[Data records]
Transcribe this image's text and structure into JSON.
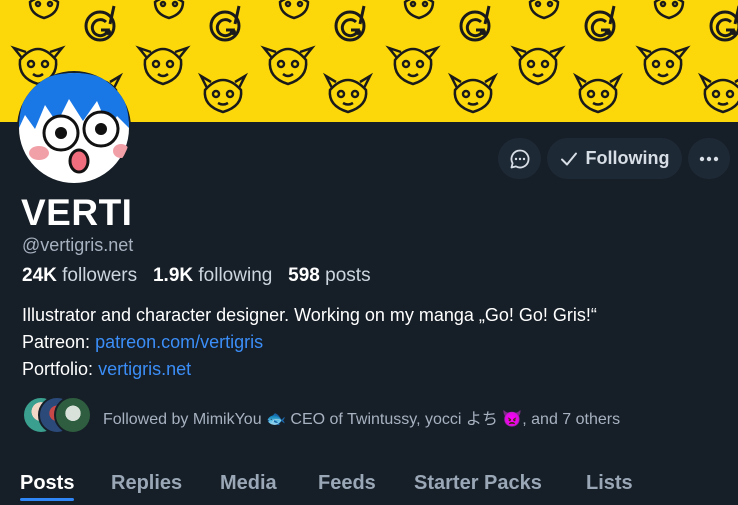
{
  "colors": {
    "banner": "#fcd80b",
    "background": "#161e27",
    "link": "#3b8ef7",
    "muted": "#a7b2c1"
  },
  "header": {
    "message_icon": "chat-bubble-icon",
    "follow_button": {
      "icon": "checkmark-icon",
      "label": "Following"
    },
    "more_icon": "ellipsis-icon"
  },
  "profile": {
    "display_name": "VERTI",
    "handle": "@vertigris.net",
    "stats": {
      "followers_count": "24K",
      "followers_label": "followers",
      "following_count": "1.9K",
      "following_label": "following",
      "posts_count": "598",
      "posts_label": "posts"
    },
    "bio": {
      "line1": "Illustrator and character designer. Working on my manga „Go! Go! Gris!“",
      "patreon_label": "Patreon:",
      "patreon_link": "patreon.com/vertigris",
      "portfolio_label": "Portfolio:",
      "portfolio_link": "vertigris.net"
    },
    "followed_by": {
      "prefix": "Followed by MimikYou",
      "emoji1": "🐟",
      "middle": " CEO of Twintussy, yocci よち",
      "emoji2": "👿",
      "suffix": ", and 7 others"
    }
  },
  "tabs": [
    {
      "label": "Posts",
      "active": true
    },
    {
      "label": "Replies"
    },
    {
      "label": "Media"
    },
    {
      "label": "Feeds"
    },
    {
      "label": "Starter Packs"
    },
    {
      "label": "Lists"
    }
  ]
}
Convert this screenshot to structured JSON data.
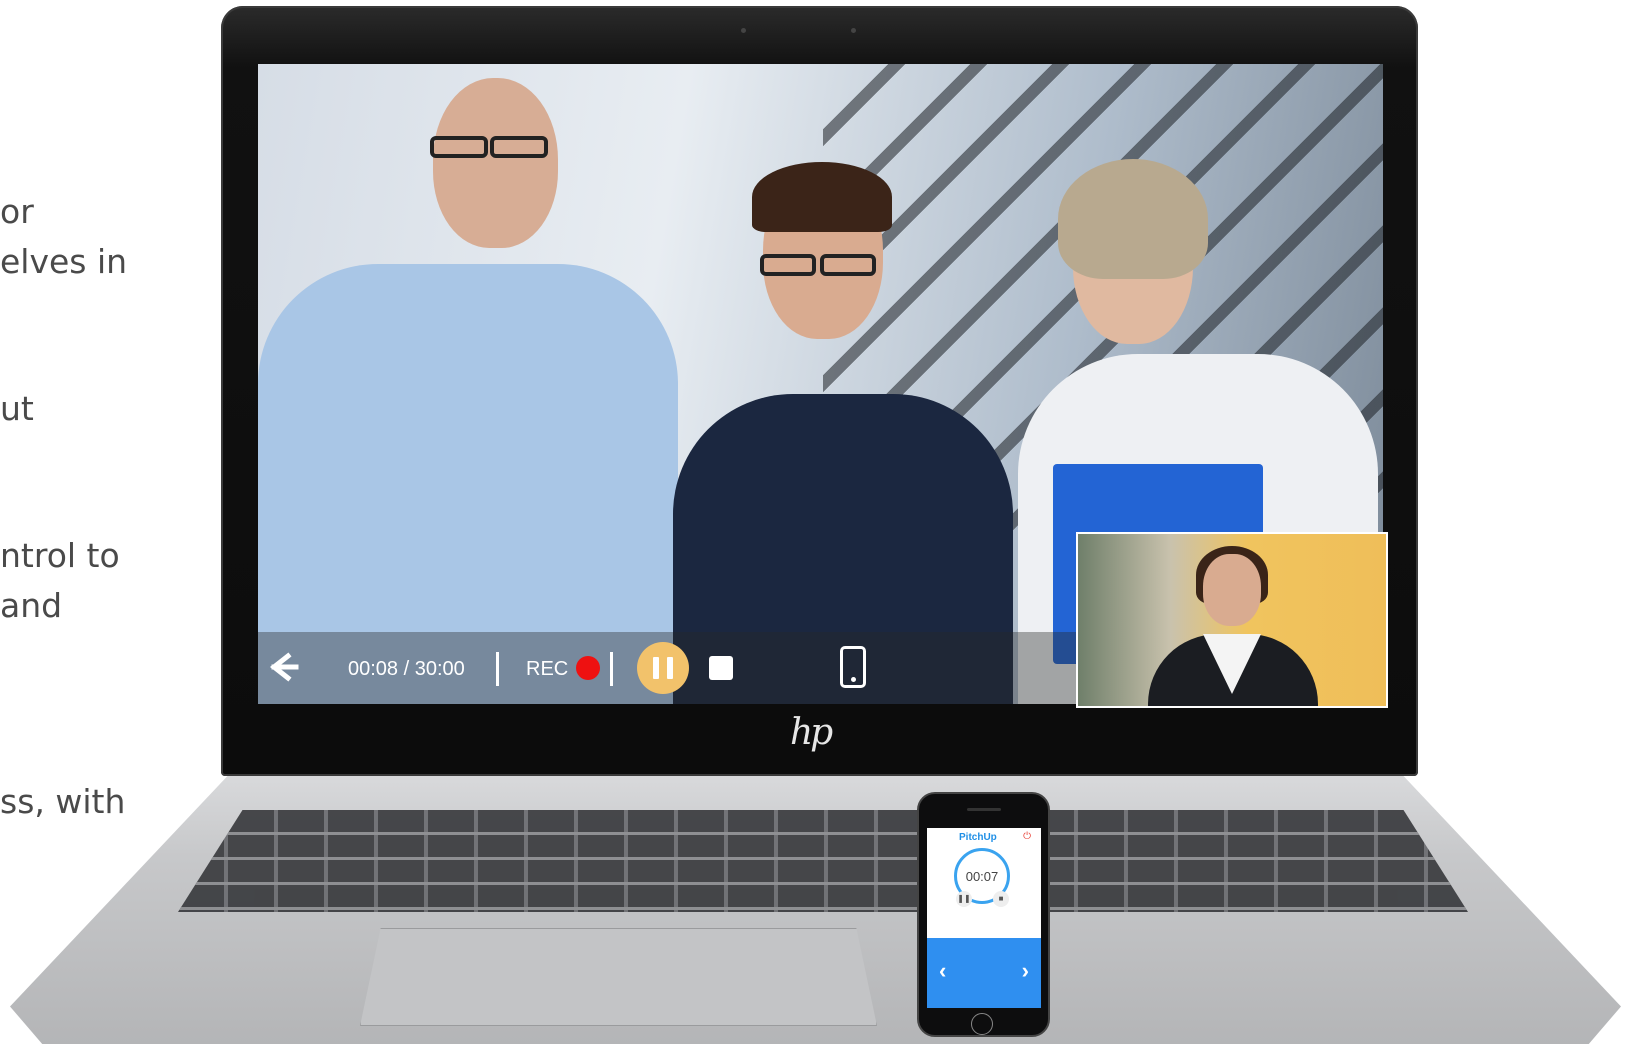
{
  "side_copy": [
    {
      "text": "or"
    },
    {
      "text": "elves in"
    },
    {
      "text": "ut"
    },
    {
      "text": "ntrol to"
    },
    {
      "text": "and"
    },
    {
      "text": "ss, with"
    }
  ],
  "player": {
    "time": "00:08 / 30:00",
    "rec_label": "REC",
    "icons": {
      "back": "arrow-left-icon",
      "record": "record-dot-icon",
      "pause": "pause-icon",
      "stop": "stop-icon",
      "phone": "smartphone-icon"
    },
    "colors": {
      "pause_bg": "#f2c26b",
      "rec_dot": "#ee1111"
    }
  },
  "laptop": {
    "brand": "hp"
  },
  "phone_app": {
    "logo": "PitchUp",
    "timer": "00:07",
    "accent": "#2f8ff0",
    "prev": "‹",
    "next": "›"
  }
}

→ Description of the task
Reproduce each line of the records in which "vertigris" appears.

→ Result of this task
    "handle": "@vertigris.net",
      "patreon_link": "patreon.com/vertigris",
      "portfolio_link": "vertigris.net"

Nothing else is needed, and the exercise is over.